EXERCISE
The number of lines below that contain the word "Member" is all that the answer should hold.

Records from a data source:
========

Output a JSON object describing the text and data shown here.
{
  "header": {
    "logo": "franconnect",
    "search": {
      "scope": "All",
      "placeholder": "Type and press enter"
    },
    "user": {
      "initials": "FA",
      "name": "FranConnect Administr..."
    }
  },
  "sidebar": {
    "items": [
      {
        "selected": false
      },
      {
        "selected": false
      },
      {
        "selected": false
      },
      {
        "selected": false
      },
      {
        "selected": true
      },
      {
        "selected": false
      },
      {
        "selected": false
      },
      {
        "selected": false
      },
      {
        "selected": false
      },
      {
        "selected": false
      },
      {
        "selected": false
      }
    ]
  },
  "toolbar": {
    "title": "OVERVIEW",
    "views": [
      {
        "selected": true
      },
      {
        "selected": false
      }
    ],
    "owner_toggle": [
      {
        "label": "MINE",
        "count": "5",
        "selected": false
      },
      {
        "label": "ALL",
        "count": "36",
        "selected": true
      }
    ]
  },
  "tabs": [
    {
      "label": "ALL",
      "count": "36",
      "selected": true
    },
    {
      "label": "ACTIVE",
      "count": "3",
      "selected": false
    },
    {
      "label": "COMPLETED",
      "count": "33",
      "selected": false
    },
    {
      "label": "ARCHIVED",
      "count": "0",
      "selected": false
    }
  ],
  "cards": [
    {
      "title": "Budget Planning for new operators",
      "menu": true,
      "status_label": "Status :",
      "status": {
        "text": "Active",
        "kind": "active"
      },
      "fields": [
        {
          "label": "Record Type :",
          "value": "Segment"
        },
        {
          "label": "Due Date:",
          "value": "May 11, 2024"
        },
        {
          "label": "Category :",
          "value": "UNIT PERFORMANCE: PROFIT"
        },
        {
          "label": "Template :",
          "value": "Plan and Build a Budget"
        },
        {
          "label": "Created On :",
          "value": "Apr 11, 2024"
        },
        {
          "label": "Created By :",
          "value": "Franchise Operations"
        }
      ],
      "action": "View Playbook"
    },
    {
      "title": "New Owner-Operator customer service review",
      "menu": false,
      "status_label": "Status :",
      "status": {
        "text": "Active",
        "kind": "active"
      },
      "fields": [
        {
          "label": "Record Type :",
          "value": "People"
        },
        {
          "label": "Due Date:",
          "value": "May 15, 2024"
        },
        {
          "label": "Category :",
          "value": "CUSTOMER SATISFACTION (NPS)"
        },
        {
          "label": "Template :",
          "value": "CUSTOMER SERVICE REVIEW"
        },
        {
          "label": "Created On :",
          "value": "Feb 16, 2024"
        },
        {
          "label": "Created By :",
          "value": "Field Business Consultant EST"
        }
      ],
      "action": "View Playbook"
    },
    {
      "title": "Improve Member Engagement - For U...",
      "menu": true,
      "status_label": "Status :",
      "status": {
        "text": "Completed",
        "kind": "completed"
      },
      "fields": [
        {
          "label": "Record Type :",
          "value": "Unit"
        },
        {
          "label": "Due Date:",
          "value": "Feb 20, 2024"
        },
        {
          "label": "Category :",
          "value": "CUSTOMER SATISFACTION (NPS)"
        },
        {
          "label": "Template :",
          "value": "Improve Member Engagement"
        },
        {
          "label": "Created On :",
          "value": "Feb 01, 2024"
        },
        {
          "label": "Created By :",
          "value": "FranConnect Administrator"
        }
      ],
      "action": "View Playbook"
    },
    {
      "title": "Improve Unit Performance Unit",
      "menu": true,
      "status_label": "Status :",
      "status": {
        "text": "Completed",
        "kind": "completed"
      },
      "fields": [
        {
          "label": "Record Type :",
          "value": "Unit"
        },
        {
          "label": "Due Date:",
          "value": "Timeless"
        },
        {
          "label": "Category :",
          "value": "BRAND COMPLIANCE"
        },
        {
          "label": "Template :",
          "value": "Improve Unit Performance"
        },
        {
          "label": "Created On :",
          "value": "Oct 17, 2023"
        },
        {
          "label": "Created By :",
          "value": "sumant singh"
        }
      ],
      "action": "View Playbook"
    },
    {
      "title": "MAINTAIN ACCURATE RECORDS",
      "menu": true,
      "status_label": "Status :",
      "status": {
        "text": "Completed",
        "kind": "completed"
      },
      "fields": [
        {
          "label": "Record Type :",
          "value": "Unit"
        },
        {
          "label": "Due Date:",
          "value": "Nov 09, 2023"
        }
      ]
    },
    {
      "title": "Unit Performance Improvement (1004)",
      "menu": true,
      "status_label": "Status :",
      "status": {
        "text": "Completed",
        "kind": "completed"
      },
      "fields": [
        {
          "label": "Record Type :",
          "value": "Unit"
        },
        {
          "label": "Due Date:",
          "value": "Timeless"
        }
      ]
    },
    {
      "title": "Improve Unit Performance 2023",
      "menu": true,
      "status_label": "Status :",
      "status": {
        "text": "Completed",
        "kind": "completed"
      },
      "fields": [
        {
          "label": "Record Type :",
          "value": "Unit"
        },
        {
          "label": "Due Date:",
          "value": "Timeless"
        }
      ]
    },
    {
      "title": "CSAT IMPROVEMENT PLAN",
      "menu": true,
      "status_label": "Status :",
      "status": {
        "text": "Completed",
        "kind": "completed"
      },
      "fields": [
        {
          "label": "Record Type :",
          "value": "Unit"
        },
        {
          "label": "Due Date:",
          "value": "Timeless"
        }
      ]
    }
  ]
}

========

RESPONSE BOX
2